# Data:
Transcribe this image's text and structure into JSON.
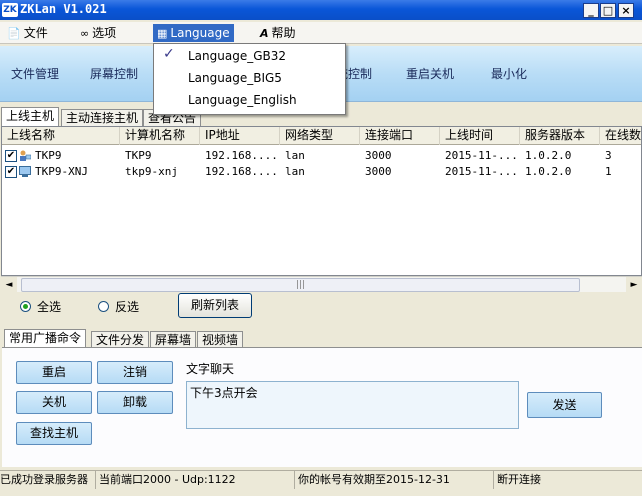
{
  "window": {
    "title": "ZKLan V1.021",
    "logo_text": "ZK",
    "controls": {
      "minimize": "_",
      "maximize": "□",
      "close": "×"
    }
  },
  "menubar": {
    "items": [
      {
        "label": "文件",
        "icon": "document-icon"
      },
      {
        "label": "选项",
        "icon": "glasses-icon"
      },
      {
        "label": "Language",
        "icon": "language-icon"
      },
      {
        "label": "帮助",
        "icon": "font-help-icon"
      }
    ]
  },
  "language_menu": {
    "items": [
      "Language_GB32",
      "Language_BIG5",
      "Language_English"
    ],
    "checked_index": 0,
    "check_glyph": "✓"
  },
  "toolbar": {
    "buttons": [
      "文件管理",
      "屏幕控制",
      "统控制",
      "重启关机",
      "最小化"
    ]
  },
  "top_tabs": [
    "上线主机",
    "主动连接主机",
    "查看公告"
  ],
  "grid": {
    "columns": [
      "上线名称",
      "计算机名称",
      "IP地址",
      "网络类型",
      "连接端口",
      "上线时间",
      "服务器版本",
      "在线数"
    ],
    "rows": [
      {
        "checked": true,
        "name": "TKP9",
        "computer": "TKP9",
        "ip": "192.168....",
        "net": "lan",
        "port": "3000",
        "time": "2015-11-...",
        "version": "1.0.2.0",
        "online": "3"
      },
      {
        "checked": true,
        "name": "TKP9-XNJ",
        "computer": "tkp9-xnj",
        "ip": "192.168....",
        "net": "lan",
        "port": "3000",
        "time": "2015-11-...",
        "version": "1.0.2.0",
        "online": "1"
      }
    ]
  },
  "scrollbar": {
    "left": "◄",
    "right": "►",
    "grip": "|||"
  },
  "selection": {
    "select_all": "全选",
    "invert": "反选",
    "refresh_button": "刷新列表",
    "selected": "select_all"
  },
  "bottom_tabs": [
    "常用广播命令",
    "文件分发",
    "屏幕墙",
    "视频墙"
  ],
  "commands": {
    "restart": "重启",
    "logout": "注销",
    "shutdown": "关机",
    "uninstall": "卸载",
    "find_host": "查找主机"
  },
  "chat": {
    "label": "文字聊天",
    "message": "下午3点开会",
    "send_button": "发送"
  },
  "status": {
    "login": "已成功登录服务器",
    "port": "当前端口2000 - Udp:1122",
    "expiry": "你的帐号有效期至2015-12-31",
    "connection": "断开连接"
  },
  "colors": {
    "title_bar": "#0a56d8",
    "toolbar": "#b9ddf6",
    "menu_highlight": "#316ac5",
    "blue_button": "#b6dbf5"
  }
}
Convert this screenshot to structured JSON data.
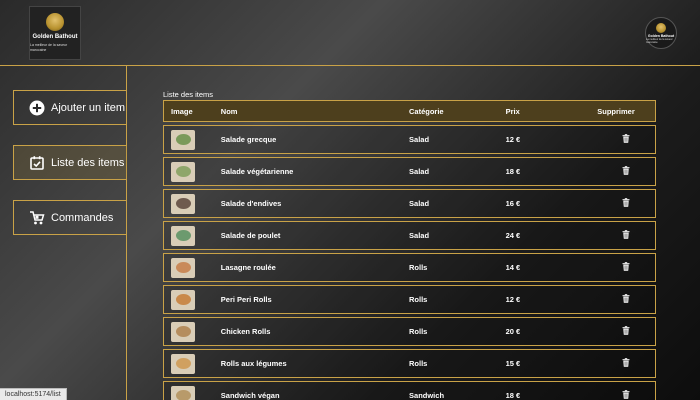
{
  "brand": {
    "name": "Golden Bathout",
    "tagline": "La meilleur de la saveur marocaine"
  },
  "sidebar": {
    "items": [
      {
        "label": "Ajouter un item",
        "icon": "plus-circle-icon",
        "active": false
      },
      {
        "label": "Liste des items",
        "icon": "calendar-check-icon",
        "active": true
      },
      {
        "label": "Commandes",
        "icon": "cart-icon",
        "active": false
      }
    ]
  },
  "list": {
    "title": "Liste des items",
    "headers": {
      "image": "Image",
      "name": "Nom",
      "category": "Catégorie",
      "price": "Prix",
      "delete": "Supprimer"
    },
    "rows": [
      {
        "name": "Salade grecque",
        "category": "Salad",
        "price": "12 €",
        "thumb_color": "#7a9a5a"
      },
      {
        "name": "Salade végétarienne",
        "category": "Salad",
        "price": "18 €",
        "thumb_color": "#8fa66a"
      },
      {
        "name": "Salade d'endives",
        "category": "Salad",
        "price": "16 €",
        "thumb_color": "#6e5a4e"
      },
      {
        "name": "Salade de poulet",
        "category": "Salad",
        "price": "24 €",
        "thumb_color": "#6c9a6e"
      },
      {
        "name": "Lasagne roulée",
        "category": "Rolls",
        "price": "14 €",
        "thumb_color": "#c98a5a"
      },
      {
        "name": "Peri Peri Rolls",
        "category": "Rolls",
        "price": "12 €",
        "thumb_color": "#c9894a"
      },
      {
        "name": "Chicken Rolls",
        "category": "Rolls",
        "price": "20 €",
        "thumb_color": "#b58d5e"
      },
      {
        "name": "Rolls aux légumes",
        "category": "Rolls",
        "price": "15 €",
        "thumb_color": "#d0a060"
      },
      {
        "name": "Sandwich végan",
        "category": "Sandwich",
        "price": "18 €",
        "thumb_color": "#b89a6a"
      }
    ]
  },
  "status_url": "localhost:5174/list",
  "colors": {
    "accent": "#c9a247",
    "header_bg": "#4d3f1d"
  }
}
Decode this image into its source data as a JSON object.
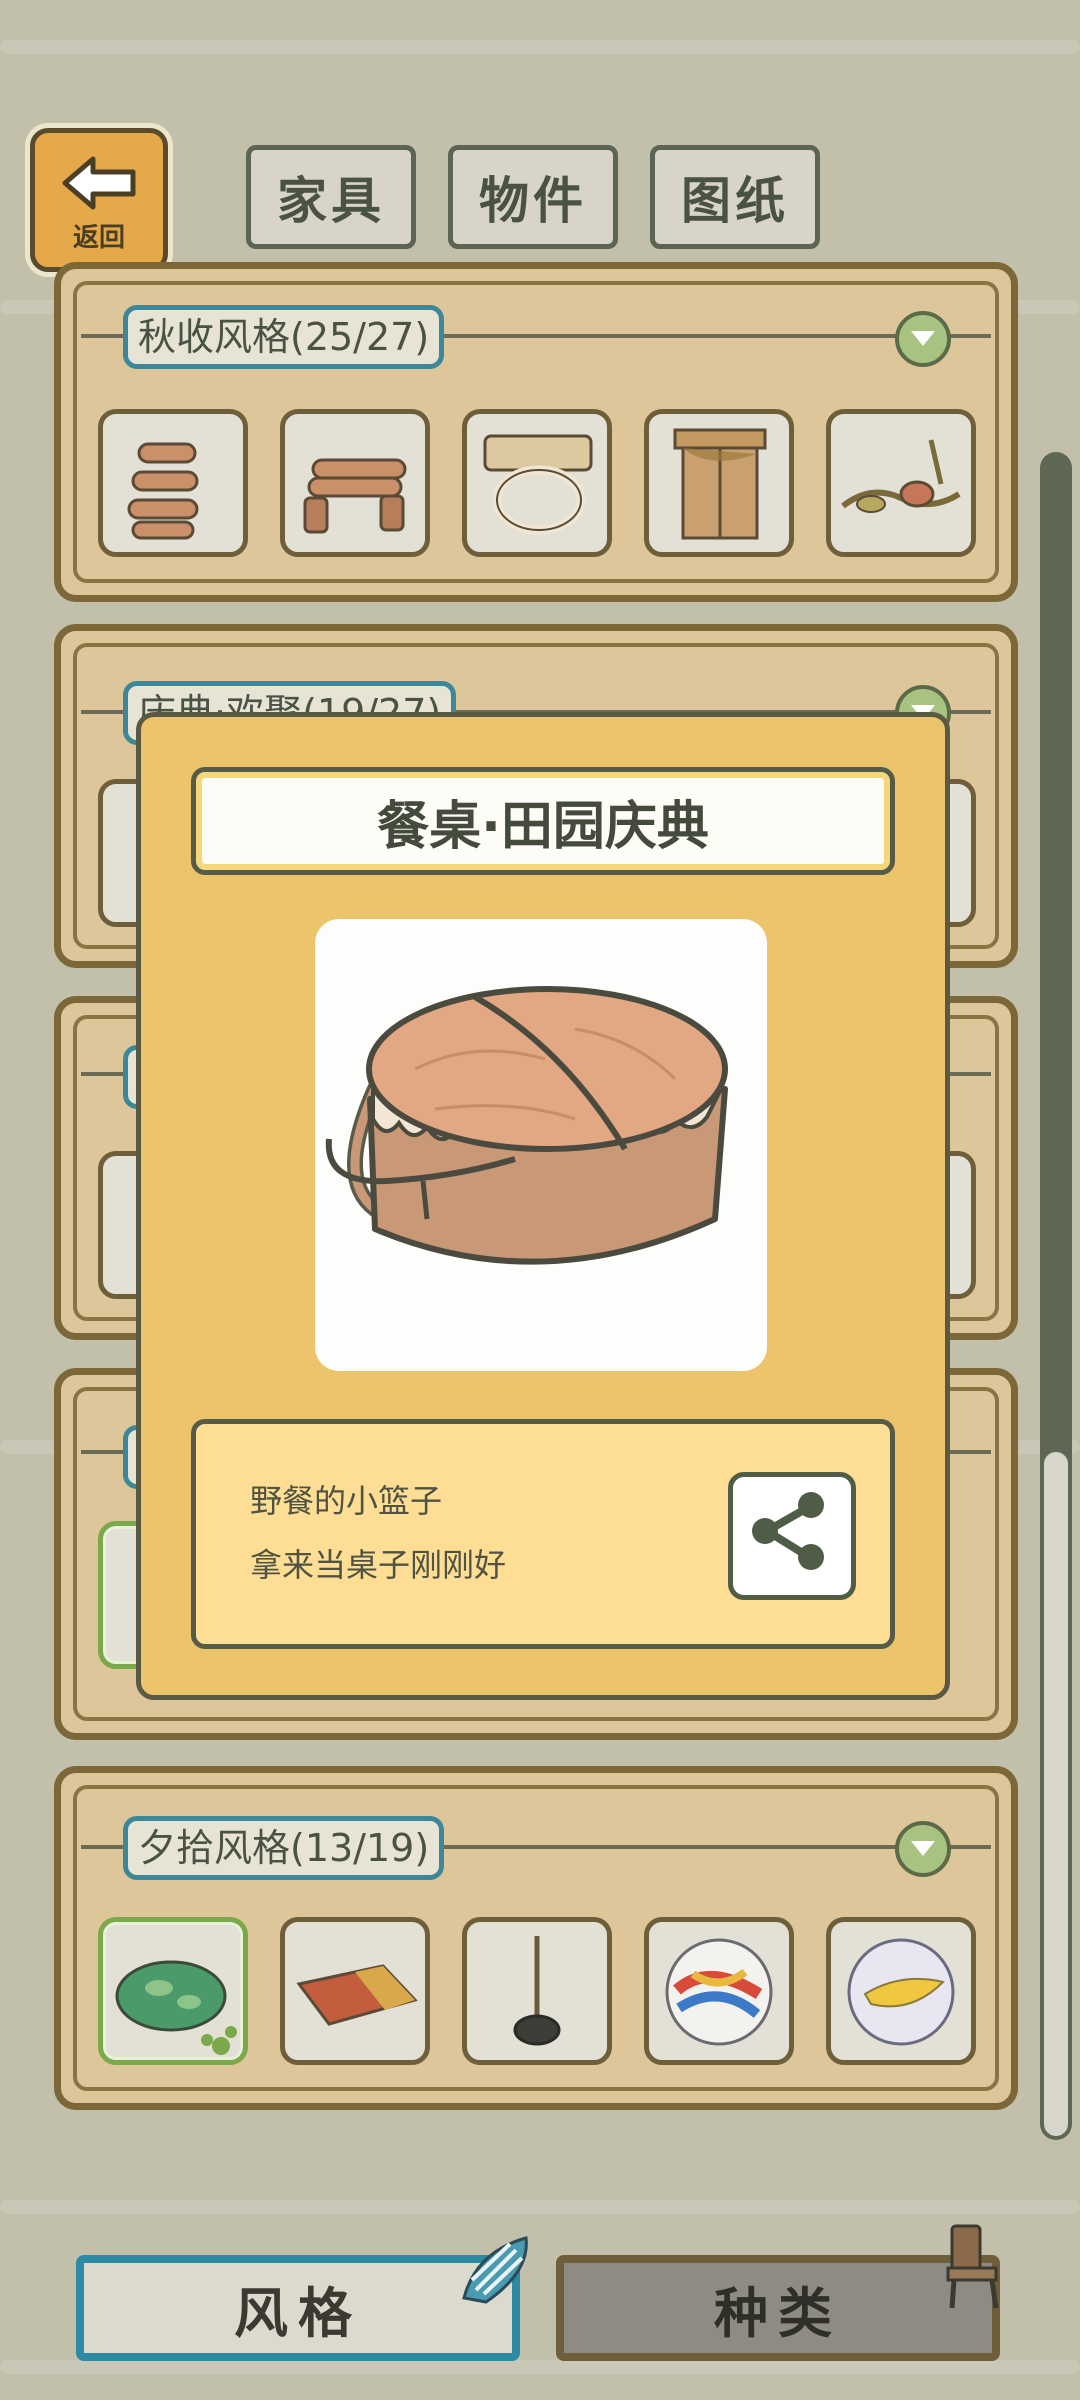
{
  "nav": {
    "back_label": "返回",
    "tabs": [
      "家具",
      "物件",
      "图纸"
    ]
  },
  "categories": [
    {
      "label": "秋收风格(25/27)"
    },
    {
      "label": "庆典·欢聚(19/27)"
    },
    {
      "label": "夕拾风格(13/19)"
    }
  ],
  "modal": {
    "title": "餐桌·田园庆典",
    "desc_line1": "野餐的小篮子",
    "desc_line2": "拿来当桌子刚刚好"
  },
  "bottom_tabs": [
    "风格",
    "种类"
  ],
  "colors": {
    "background": "#c2bfaa",
    "panel": "#dcc69a",
    "modal": "#ecc46c",
    "accent_teal": "#2c8aa3",
    "selected_green": "#7aa84a"
  }
}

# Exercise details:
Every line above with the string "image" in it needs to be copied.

# Reply to the exercise:
Transcribe this image's text and structure into JSON.
      "image": "Image",
Decode this image into its source data as a JSON object.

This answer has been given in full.